Elin’s Wine Pick: A Filmmaker’s Chardonnay
I’m always happy to discover another New World producer committed to biodynamic wines — especially when the wines are really good. My latest discovery is the smoky, sophisticated 2009 Seresin Reserve Chardonnay from New Zealand’s Marlborough region. It’s fruity and tangy with a slight taste of nuts, a satiny, polished texture and a surprisingly long finish.
Elin McCoy’s Wine of the Week
Region: Marlborough, New Zealand
Grape: 100% Chardonnay
Alcohol: 13.5 %
Serve with: Chicken pot pie, fish in creamy sauces, lobster
This was one of six Chardonnays from New Zealand that I tasted at a seminar on the country’s terroir and climate, which aimed to illustrate the diversity of styles in various regions. One from Central Otago had deep minerality, while Seresin’s, from the winery’s hillside Raupo Creek vineyard in Marlborough, had more zest and citrus character. Though Marlborough gained its reputation from its Sauvignon Blancs, the terroir clearly suits Chardonnay, too.
Winemaker Clive Dougall, who got his start managing a wine shop in London and has been at Seresin since 2006, gave a crash course in New Zealand’s geography, climate, soil and Chardonnay clones via a few confusing charts. Together the country’s two islands are 1,000 miles long, 200 miles wide, straddle two tectonic plates and have 100 different soil types. Marlborough, on the northeast coast of the South Island, has more rainfall than Central Otago but not nearly as much as Burgundy.
Seresin Reserve Chardonnay reflects biodynamic approach
New Zealand cinematographer Michael Seresin (“Angela’s Ashes,” “Harry Potter: The Prisoner of Azkaban”) founded the winery in 1992 and released the first vintage in 1996. From the beginning he was committed to organic viticulture, and now Seresin’s vineyards are also certified biodynamic, along with its olive groves, vegetable gardens and fruit trees.
But that isn’t the only reason this Chardonnay exhibits such a distinctive taste of terroir. Dougall is wedded to minimal intervention winemaking and ferments with wild yeasts, which new research has shown to be a vital part of terroir. Two big changes in producing Chardonnay in New Zealand over the past decade also help. Everyone is reducing the amount of new oak barrels — only 25% of the barrels for this Seresin reserve were new — and lowering alcohol levels.

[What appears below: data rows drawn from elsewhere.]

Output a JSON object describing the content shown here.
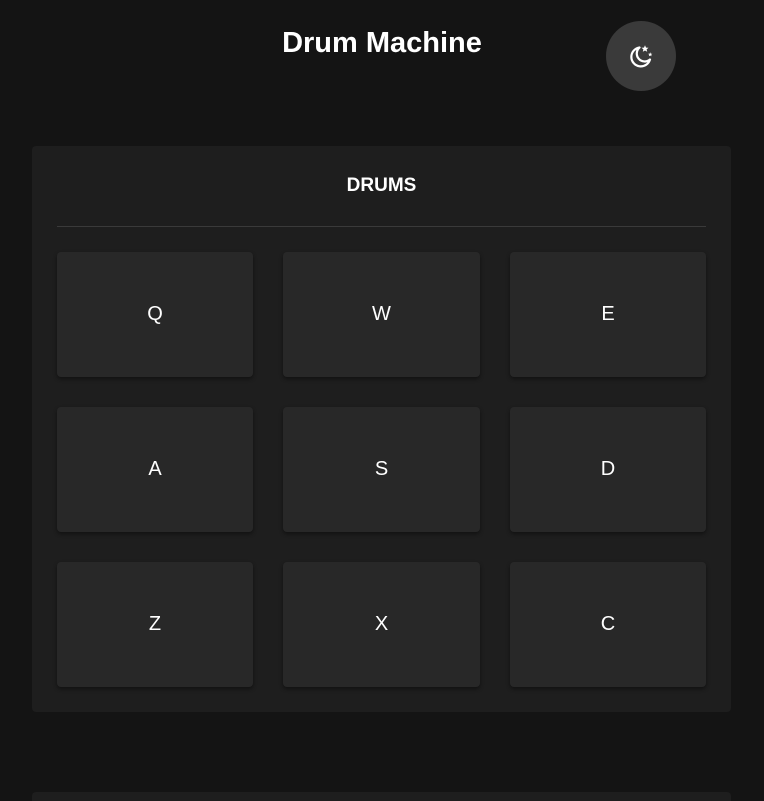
{
  "header": {
    "title": "Drum Machine",
    "theme_toggle_icon": "moon-stars-icon"
  },
  "drum_panel": {
    "title": "DRUMS",
    "pads": [
      {
        "key": "Q"
      },
      {
        "key": "W"
      },
      {
        "key": "E"
      },
      {
        "key": "A"
      },
      {
        "key": "S"
      },
      {
        "key": "D"
      },
      {
        "key": "Z"
      },
      {
        "key": "X"
      },
      {
        "key": "C"
      }
    ]
  },
  "colors": {
    "background": "#141414",
    "panel": "#1e1e1e",
    "pad": "#282828",
    "toggle": "#3a3a3a",
    "text": "#ffffff"
  }
}
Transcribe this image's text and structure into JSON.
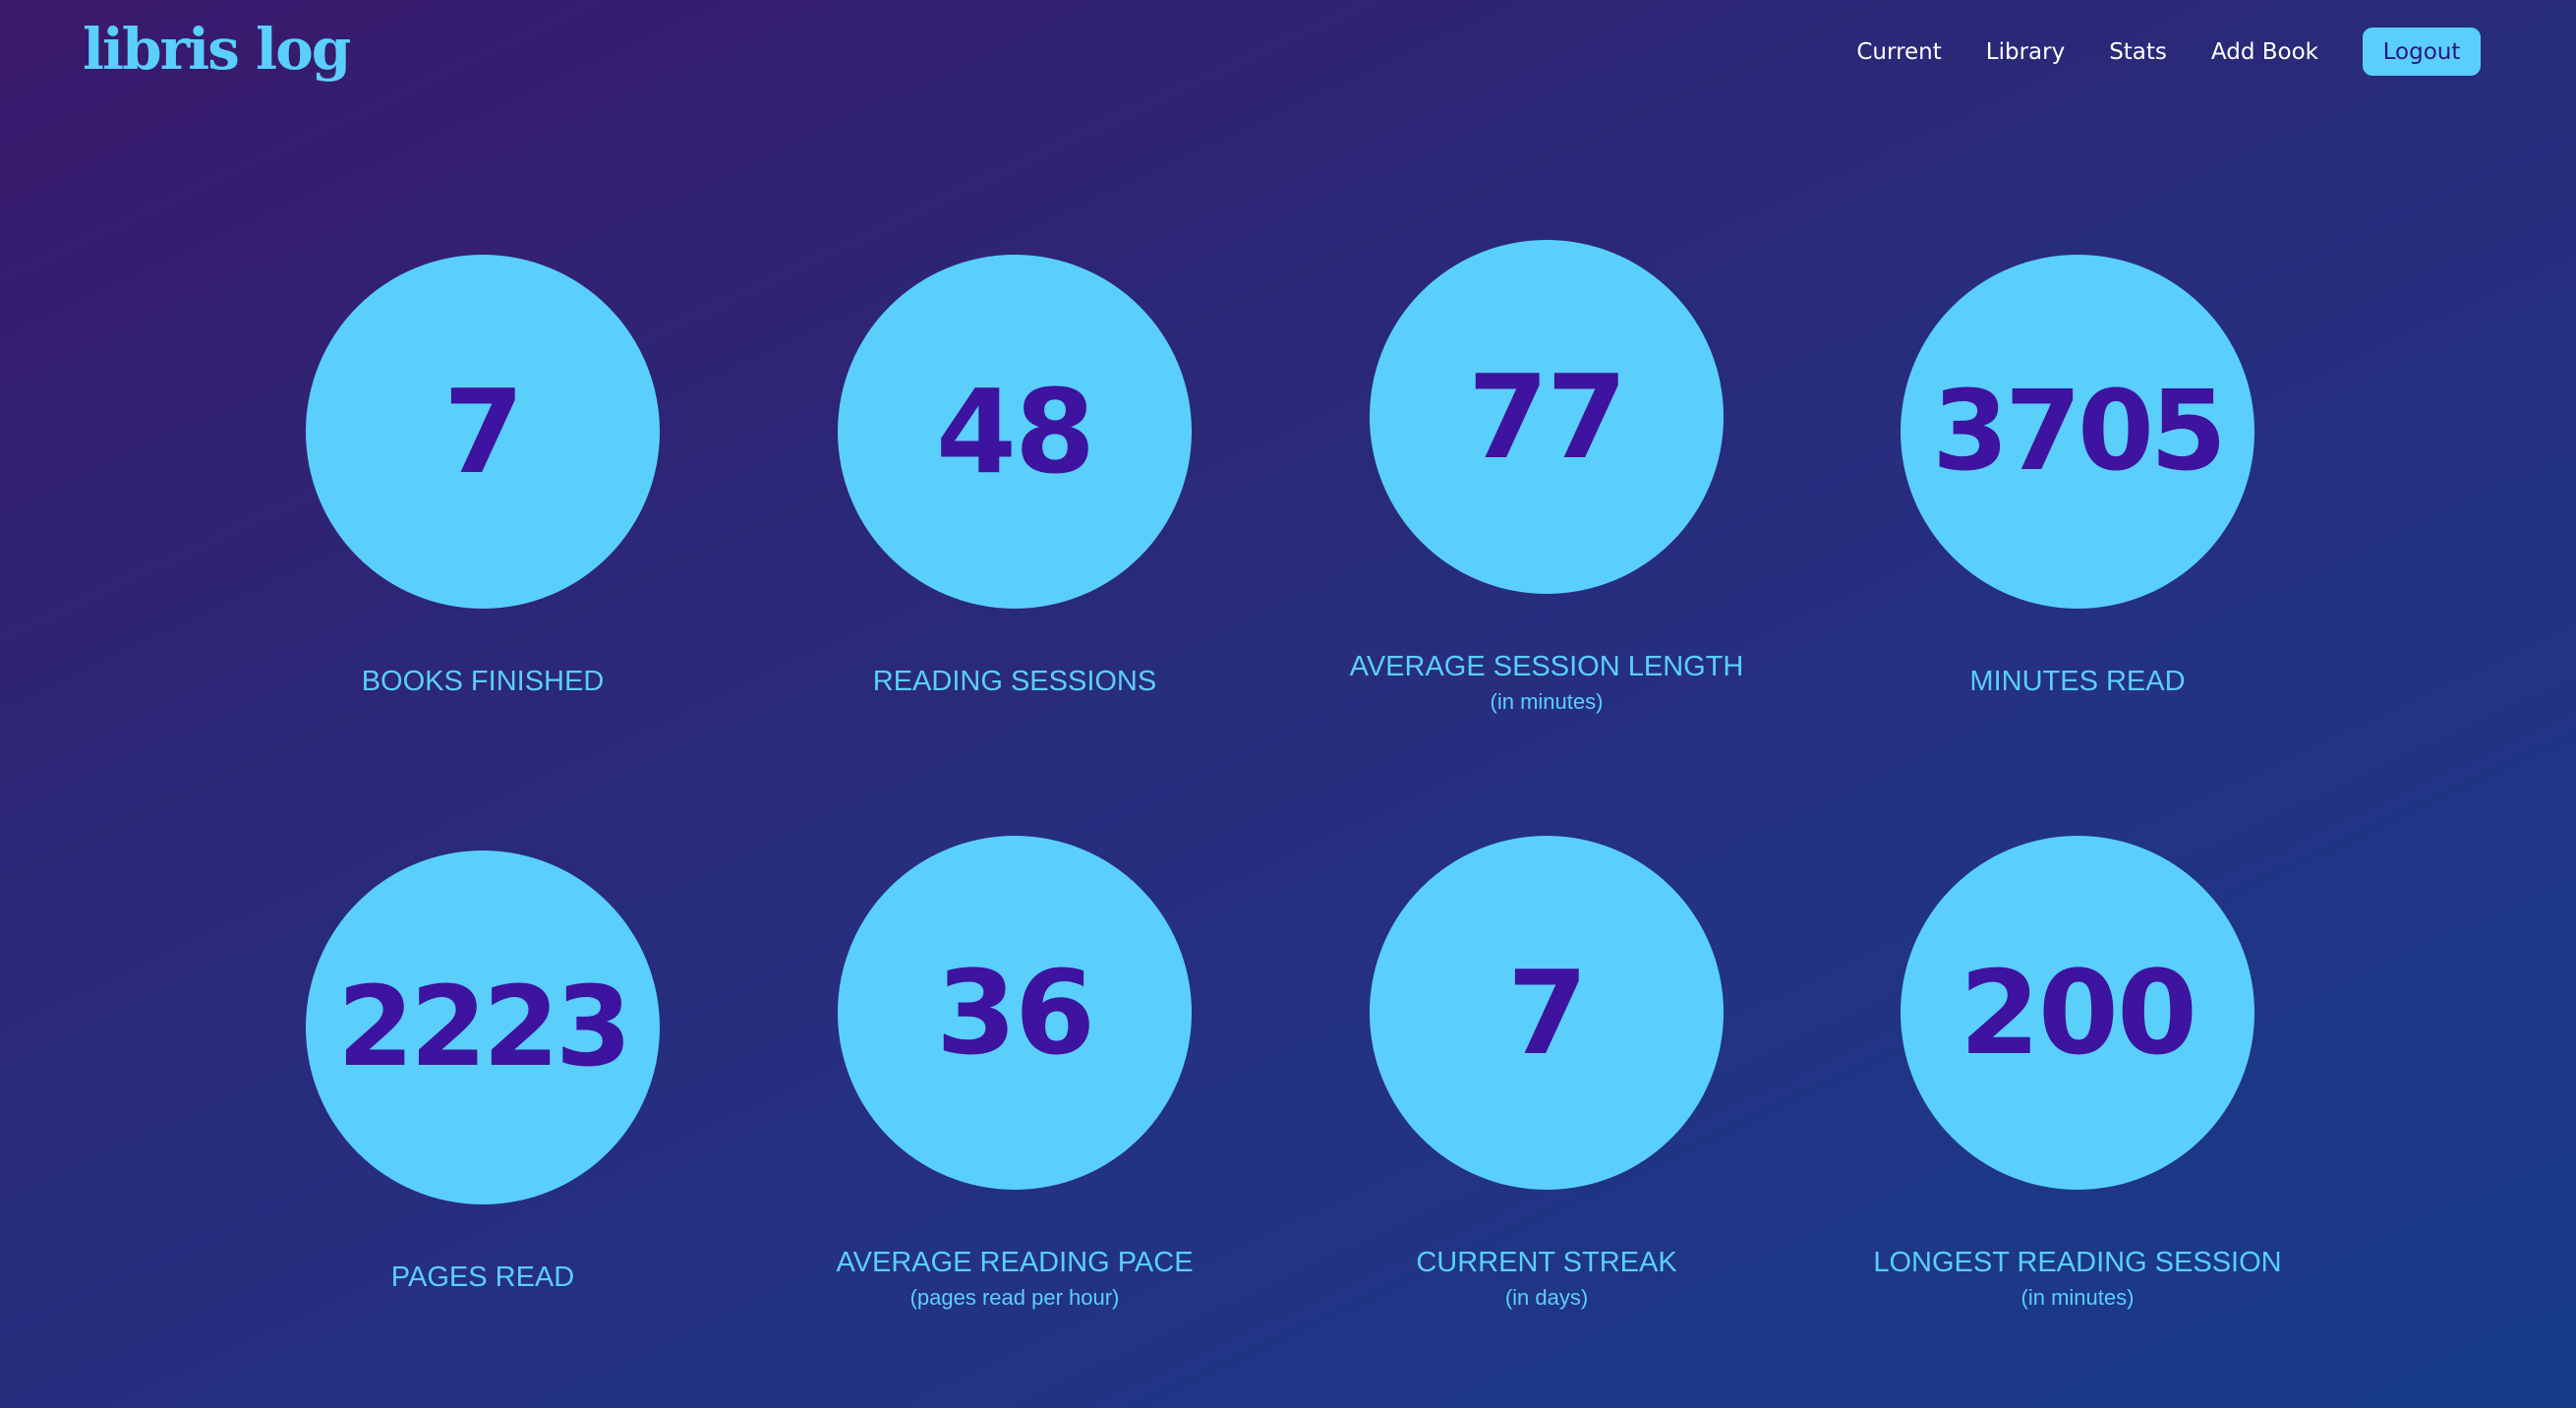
{
  "app": {
    "logo": "libris log"
  },
  "nav": {
    "items": [
      "Current",
      "Library",
      "Stats",
      "Add Book"
    ],
    "logout_label": "Logout"
  },
  "stats": [
    {
      "value": "7",
      "label": "BOOKS FINISHED",
      "sub": ""
    },
    {
      "value": "48",
      "label": "READING SESSIONS",
      "sub": ""
    },
    {
      "value": "77",
      "label": "AVERAGE SESSION LENGTH",
      "sub": "(in minutes)"
    },
    {
      "value": "3705",
      "label": "MINUTES READ",
      "sub": ""
    },
    {
      "value": "2223",
      "label": "PAGES READ",
      "sub": ""
    },
    {
      "value": "36",
      "label": "AVERAGE READING PACE",
      "sub": "(pages read per hour)"
    },
    {
      "value": "7",
      "label": "CURRENT STREAK",
      "sub": "(in days)"
    },
    {
      "value": "200",
      "label": "LONGEST READING SESSION",
      "sub": "(in minutes)"
    }
  ],
  "colors": {
    "accent": "#5acffc",
    "value_text": "#3d13a0",
    "background_start": "#3a196c",
    "background_end": "#173c8a"
  }
}
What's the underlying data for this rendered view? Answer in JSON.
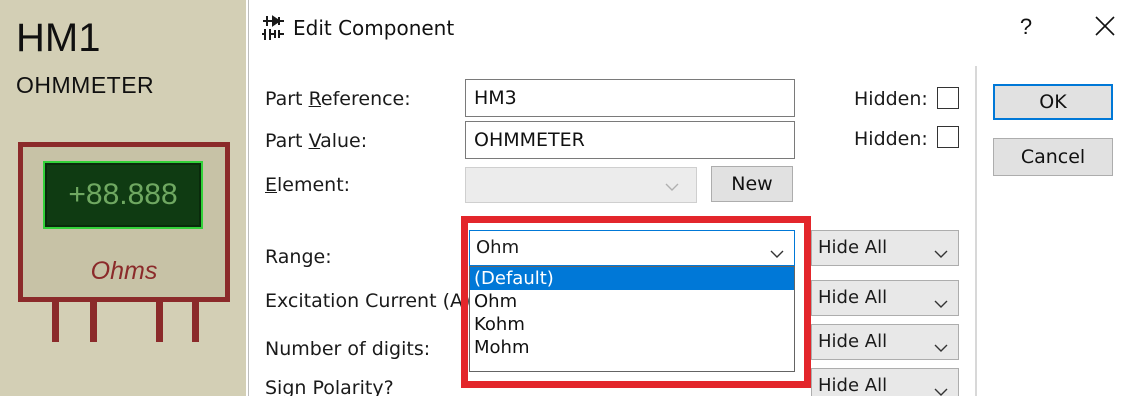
{
  "schematic": {
    "designator": "HM1",
    "type": "OHMMETER",
    "display": "+88.888",
    "unit": "Ohms"
  },
  "dialog": {
    "title": "Edit Component",
    "help": "?",
    "close_icon": "close-icon",
    "part_reference": {
      "label": "Part Reference:",
      "value": "HM3",
      "hidden_label": "Hidden:"
    },
    "part_value": {
      "label": "Part Value:",
      "value": "OHMMETER",
      "hidden_label": "Hidden:"
    },
    "element": {
      "label": "Element:",
      "value": "",
      "new_button": "New"
    },
    "range": {
      "label": "Range:",
      "value": "Ohm",
      "options": [
        "(Default)",
        "Ohm",
        "Kohm",
        "Mohm"
      ],
      "highlighted": "(Default)",
      "visibility": "Hide All"
    },
    "excitation_current": {
      "label": "Excitation Current (A)",
      "visibility": "Hide All"
    },
    "number_of_digits": {
      "label": "Number of digits:",
      "visibility": "Hide All"
    },
    "sign_polarity": {
      "label": "Sign Polarity?",
      "visibility": "Hide All"
    },
    "ok_button": "OK",
    "cancel_button": "Cancel"
  },
  "colors": {
    "highlight_box": "#e3262b",
    "selection": "#0078d7",
    "meter_border": "#8b2a2a",
    "display_bg": "#0f3b12"
  }
}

I find the hand on the label just a little bit hokey — it’s supposed to symbolize the winery’s hand-picked, hand-tended artisan approach — but the wine inside the bottle will make you smile.
Top composite photo:
A New Zealand rock points the way to the home of Seresin Estate wines, including the 2009 Reserve Chardonnay. Credit: Courtesy of Seresin Estate Winery